AI in journalism raises ethical and editorial concerns, such as the risk of misinformation, editorial biases and loss of human touch. To address these concerns, media organisations must develop clear policies and guidelines for using AI and ensure that these systems are transparent, accountable and ethical.
AI in news production and curation can increase the risk of misinformation, such as fake news, propaganda and hoaxes. These systems can be programmed to generate and distribute news content that is sensational, misleading, or outright false. This can undermine the credibility and trustworthiness of news content and erode public confidence in journalism. For example, in 2017, a group of researchers from the University of Washington developed an AI system called Grover to generate fake news articles that are indistinguishable from real news articles. The researchers argued that their system can be used to detect and combat fake news, but it also raises concerns about the potential misuse of AI for propaganda and disinformation.
AI in news production and curation can also perpetuate editorial biases, such as political, racial and gender biases. AI systems can be trained on biased data sets or programmed with biased algorithms, resulting in biased news content. This can reinforce existing stereotypes and prejudices and marginalise underrepresented voices and perspectives. For example, in 2018, Amazon was criticised for its AI-powered recruiting tool as it was found to be biased against women. The tool was trained on resumes submitted to Amazon over a 10-year period, which were mostly from men. As a result, the tool learned to penalise resumes that contained words or phrases associated with women, such as “women’s” or “female.” While Amazon has since discontinued the tool, the incident highlights the need for media organisations to ensure their AI systems are free from biases and discrimination.
AI in news production and curation can also result in losing human touch, such as empathy, creativity and critical thinking. AI systems can be programmed to generate and distribute news content that is formulaic, repetitive and lacking in nuance. This can reduce the quality and diversity of news content and limit the role of journalists as storytellers and watchdogs. For example, in 2019, The New York Times used an AI system called Editor to recommend photos for news articles. The editor analysed the content of news articles and suggested photos that were relevant and engaging. While the use of Editor enabled the enhancement of the visual appeal of its news content, it also raised concerns about the loss of human judgment and creativity in the photo selection process.
To conclude, AI has the potential to transform journalism by automating news production, personalising content delivery and enhancing data-driven insights. We cannot completely prohibit AI tools from the newsrooms. However, the use of AI in journalism must address ethical and editorial concerns, such as avoiding misinformation, controlling editorial biases and increasing human supervision on all content enhanced by AI tools.
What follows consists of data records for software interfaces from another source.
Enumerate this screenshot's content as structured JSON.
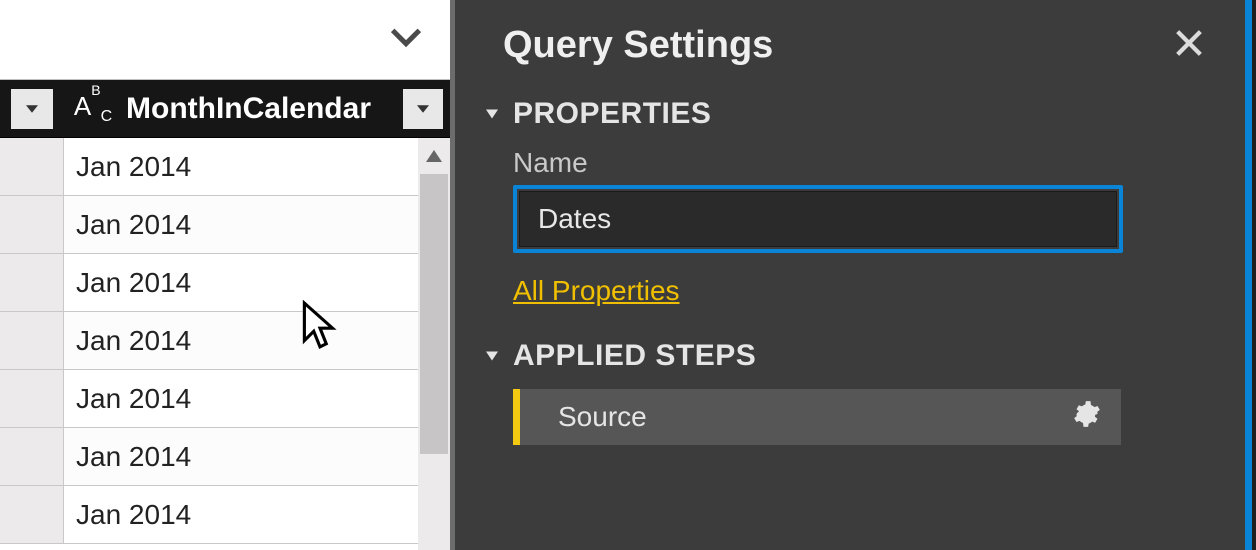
{
  "grid": {
    "column_header": "MonthInCalendar",
    "type_icon_label": "ABC",
    "rows": [
      "Jan 2014",
      "Jan 2014",
      "Jan 2014",
      "Jan 2014",
      "Jan 2014",
      "Jan 2014",
      "Jan 2014"
    ]
  },
  "panel": {
    "title": "Query Settings",
    "properties": {
      "section_label": "PROPERTIES",
      "name_label": "Name",
      "name_value": "Dates",
      "all_properties_label": "All Properties"
    },
    "applied_steps": {
      "section_label": "APPLIED STEPS",
      "items": [
        {
          "label": "Source"
        }
      ]
    }
  },
  "colors": {
    "accent": "#0a84d6",
    "pbi_yellow": "#f2c811",
    "link_yellow": "#f0c000"
  }
}
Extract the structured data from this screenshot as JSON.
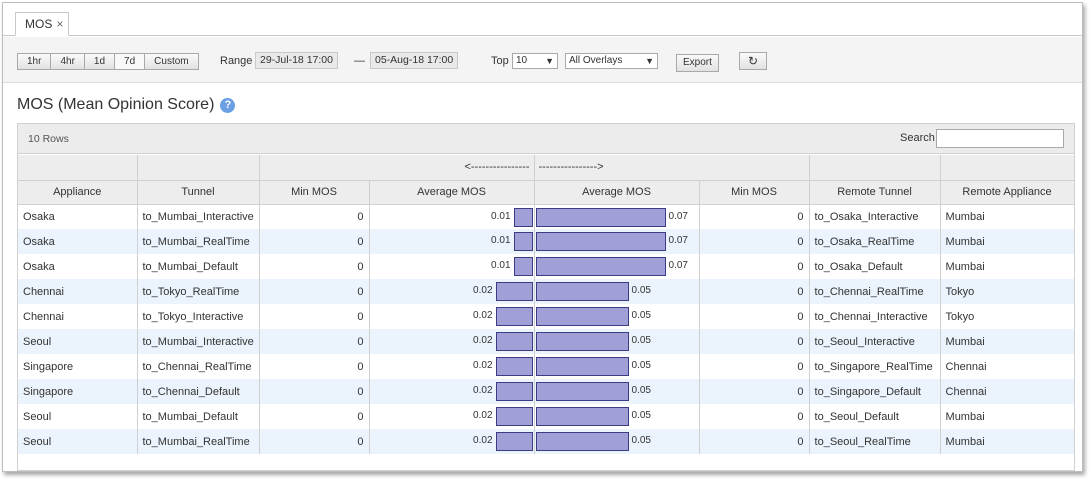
{
  "tab": {
    "label": "MOS",
    "close": "×"
  },
  "toolbar": {
    "ranges": [
      "1hr",
      "4hr",
      "1d",
      "7d",
      "Custom"
    ],
    "active_range": "7d",
    "range_label": "Range",
    "from": "29-Jul-18 17:00",
    "dash": "—",
    "to": "05-Aug-18 17:00",
    "top_label": "Top",
    "top_value": "10",
    "overlay_value": "All Overlays",
    "export_label": "Export",
    "refresh_glyph": "↻"
  },
  "page_title": "MOS (Mean Opinion Score)",
  "help_glyph": "?",
  "grid": {
    "rows_label": "10 Rows",
    "search_label": "Search",
    "left_arrow": "<----------------",
    "right_arrow": "---------------->",
    "columns": [
      "Appliance",
      "Tunnel",
      "Min MOS",
      "Average MOS",
      "Average MOS",
      "Min MOS",
      "Remote Tunnel",
      "Remote Appliance"
    ],
    "bar_scale_max": 0.07,
    "bar_color": "#a09fd6",
    "rows": [
      {
        "appliance": "Osaka",
        "tunnel": "to_Mumbai_Interactive",
        "min_mos": "0",
        "avg_mos": "0.01",
        "r_avg_mos": "0.07",
        "r_min_mos": "0",
        "remote_tunnel": "to_Osaka_Interactive",
        "remote_appliance": "Mumbai"
      },
      {
        "appliance": "Osaka",
        "tunnel": "to_Mumbai_RealTime",
        "min_mos": "0",
        "avg_mos": "0.01",
        "r_avg_mos": "0.07",
        "r_min_mos": "0",
        "remote_tunnel": "to_Osaka_RealTime",
        "remote_appliance": "Mumbai"
      },
      {
        "appliance": "Osaka",
        "tunnel": "to_Mumbai_Default",
        "min_mos": "0",
        "avg_mos": "0.01",
        "r_avg_mos": "0.07",
        "r_min_mos": "0",
        "remote_tunnel": "to_Osaka_Default",
        "remote_appliance": "Mumbai"
      },
      {
        "appliance": "Chennai",
        "tunnel": "to_Tokyo_RealTime",
        "min_mos": "0",
        "avg_mos": "0.02",
        "r_avg_mos": "0.05",
        "r_min_mos": "0",
        "remote_tunnel": "to_Chennai_RealTime",
        "remote_appliance": "Tokyo"
      },
      {
        "appliance": "Chennai",
        "tunnel": "to_Tokyo_Interactive",
        "min_mos": "0",
        "avg_mos": "0.02",
        "r_avg_mos": "0.05",
        "r_min_mos": "0",
        "remote_tunnel": "to_Chennai_Interactive",
        "remote_appliance": "Tokyo"
      },
      {
        "appliance": "Seoul",
        "tunnel": "to_Mumbai_Interactive",
        "min_mos": "0",
        "avg_mos": "0.02",
        "r_avg_mos": "0.05",
        "r_min_mos": "0",
        "remote_tunnel": "to_Seoul_Interactive",
        "remote_appliance": "Mumbai"
      },
      {
        "appliance": "Singapore",
        "tunnel": "to_Chennai_RealTime",
        "min_mos": "0",
        "avg_mos": "0.02",
        "r_avg_mos": "0.05",
        "r_min_mos": "0",
        "remote_tunnel": "to_Singapore_RealTime",
        "remote_appliance": "Chennai"
      },
      {
        "appliance": "Singapore",
        "tunnel": "to_Chennai_Default",
        "min_mos": "0",
        "avg_mos": "0.02",
        "r_avg_mos": "0.05",
        "r_min_mos": "0",
        "remote_tunnel": "to_Singapore_Default",
        "remote_appliance": "Chennai"
      },
      {
        "appliance": "Seoul",
        "tunnel": "to_Mumbai_Default",
        "min_mos": "0",
        "avg_mos": "0.02",
        "r_avg_mos": "0.05",
        "r_min_mos": "0",
        "remote_tunnel": "to_Seoul_Default",
        "remote_appliance": "Mumbai"
      },
      {
        "appliance": "Seoul",
        "tunnel": "to_Mumbai_RealTime",
        "min_mos": "0",
        "avg_mos": "0.02",
        "r_avg_mos": "0.05",
        "r_min_mos": "0",
        "remote_tunnel": "to_Seoul_RealTime",
        "remote_appliance": "Mumbai"
      }
    ]
  }
}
Additionally, media organisations must develop clear policies and guidelines for using AI in journalism and ensure that AI systems are transparent, accountable and ethical. By doing so, media organisations can leverage AI to enhance their news coverage and engage with their audiences in new and innovative ways.